Segment Start: The data

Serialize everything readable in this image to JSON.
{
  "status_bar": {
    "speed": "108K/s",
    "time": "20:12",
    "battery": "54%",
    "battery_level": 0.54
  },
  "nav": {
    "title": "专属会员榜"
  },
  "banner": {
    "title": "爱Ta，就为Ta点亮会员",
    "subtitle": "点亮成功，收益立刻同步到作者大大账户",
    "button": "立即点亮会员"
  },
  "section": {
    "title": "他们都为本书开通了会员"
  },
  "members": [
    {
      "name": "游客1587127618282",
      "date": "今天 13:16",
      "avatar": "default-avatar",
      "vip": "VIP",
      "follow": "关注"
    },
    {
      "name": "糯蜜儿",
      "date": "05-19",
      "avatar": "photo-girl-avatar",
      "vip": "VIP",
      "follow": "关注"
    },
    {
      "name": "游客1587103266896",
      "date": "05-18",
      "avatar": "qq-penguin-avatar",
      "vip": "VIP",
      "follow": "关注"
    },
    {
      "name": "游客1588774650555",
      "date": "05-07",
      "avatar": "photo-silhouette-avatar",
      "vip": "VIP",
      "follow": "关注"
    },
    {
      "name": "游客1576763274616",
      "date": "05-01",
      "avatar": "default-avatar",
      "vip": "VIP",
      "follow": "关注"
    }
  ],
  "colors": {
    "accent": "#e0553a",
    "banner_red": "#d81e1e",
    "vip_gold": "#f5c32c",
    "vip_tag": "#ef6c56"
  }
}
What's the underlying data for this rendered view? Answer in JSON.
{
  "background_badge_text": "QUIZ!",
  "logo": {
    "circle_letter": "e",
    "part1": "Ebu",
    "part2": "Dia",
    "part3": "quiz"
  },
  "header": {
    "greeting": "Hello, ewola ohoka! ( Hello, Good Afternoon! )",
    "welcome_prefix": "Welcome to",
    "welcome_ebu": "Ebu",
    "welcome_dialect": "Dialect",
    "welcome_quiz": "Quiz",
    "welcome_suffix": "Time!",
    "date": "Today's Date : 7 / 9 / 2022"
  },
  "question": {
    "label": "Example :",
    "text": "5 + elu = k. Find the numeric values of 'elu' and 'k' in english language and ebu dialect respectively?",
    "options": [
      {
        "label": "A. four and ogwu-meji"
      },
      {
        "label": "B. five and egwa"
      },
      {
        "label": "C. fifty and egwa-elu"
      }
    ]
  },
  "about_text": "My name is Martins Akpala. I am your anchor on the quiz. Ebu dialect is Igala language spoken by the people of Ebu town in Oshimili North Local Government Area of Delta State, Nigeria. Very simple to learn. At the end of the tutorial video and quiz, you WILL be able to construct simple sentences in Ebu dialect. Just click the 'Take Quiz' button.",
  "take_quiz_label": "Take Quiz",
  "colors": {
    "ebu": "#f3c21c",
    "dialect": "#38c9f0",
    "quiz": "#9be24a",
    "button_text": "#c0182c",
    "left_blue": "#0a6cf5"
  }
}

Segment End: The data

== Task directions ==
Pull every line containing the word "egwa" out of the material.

== Response to the task ==
        "label": "B. five and egwa"
        "label": "C. fifty and egwa-elu"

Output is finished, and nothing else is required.